Hospital rules for visiting baby
You should also ask ahead of time if the hospital allows visitors after giving birth, plus the number of visitors you’re permitted to welcome to see your newborn. Some facilities only allow the baby’s father, while others are a little more lenient. The limit on visitors can surely increase feelings of isolation.
Regardless of who’s allowed to see you and your newborn, there are a couple of rules they’ll need to comply with:
- They should wear personal protective equipment.
- They should practice social distancing.
- They should cover their nose and mouth when sneezing or coughing.
Postpartum experience during COVID-19
Although this helps to an extent, it can’t replace personal comfort and closeness: a hand to check whether your baby is latching correctly, a shoulder to cry on when things get too tough, or just someone to hold your infant as you take a bathroom break.
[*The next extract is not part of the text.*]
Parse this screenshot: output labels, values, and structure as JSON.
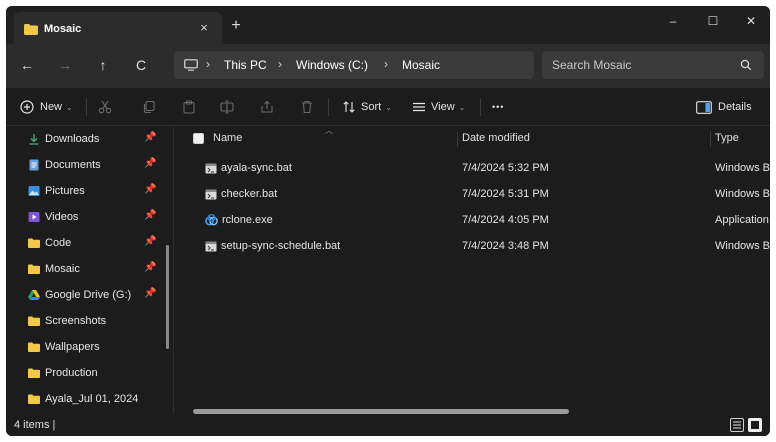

Studies found that delivering a baby during the COVID pandemic could lead to dissatisfaction with childbirth and increase the risk of postpartum depression.
And this brings us to the question, is there any need to self-isolate after giving birth? Going through childbirth alone was hard enough. Why should you have to go through the postpartum phase alone as well?
Here’s the deal, newborns are most susceptible to diseases during the first 6 weeks of their lives. For instance, if they were to get a fever, this would certainly result in a visit to the ER. If you want to protect your baby from all sorts of health problems, your best bet is to self-isolate. If you have to welcome visitors after giving birth, be smart about how you go about it.
Here are a couple of tips we recommend:
- Have only small groups of people visiting at a time.
- Consider how the visitors have been carrying themselves. Do they practice social distancing? Do they prefer their goods to be delivered at home or do they go shopping at stores?
- Would they be willing to follow the measures you’ve set up to protect your baby?
FAQs about giving birth during COVID-19
1. Is there any risk of transmitting coronavirus from mother to infant?
Based on the research done so far, there aren’t any signs that this virus can be transmitted to an unborn child. But following childbirth, there’s a slight risk, especially if your infant is exposed to an infected caregiver.
On the plus side, early research indicates that infants don’t get gravely ill in case they become infected. However, it’s not clear whether this is because babies have a lower risk of contracting the virus or aren’t falling ill as frequently as adults.
2. Should you change your labor and delivery plans?
There is no need to change your labor and delivery plans, especially if they are solid. The most important thing is that you prepare yourself adequately. Know when your due date is, where you’ll deliver, and what you’re required to do.
That said, it’s important that you’re flexible and prepared to brace yourself for anything. Due to the current pandemic, you may be forced to change a few things, like your ideal birth location, birth partner, or even your obstetrician.
Being pregnant during COVID is scary, but giving birth is downright overwhelming. There are tons of restrictions put in place to keep you and your unborn baby safe. However, some of these policies leave you feeling isolated and alone.
While these changes can be frightening, you can find comfort knowing that you’re not alone. Thousands of women around the world are facing similar situations. Another tip that helps is preparing yourself with the right situation. Call your hospital ahead of time and get all your concerns addressed. Find out how many people can be in the delivery room, whether you’re allowed to have visitors, and more.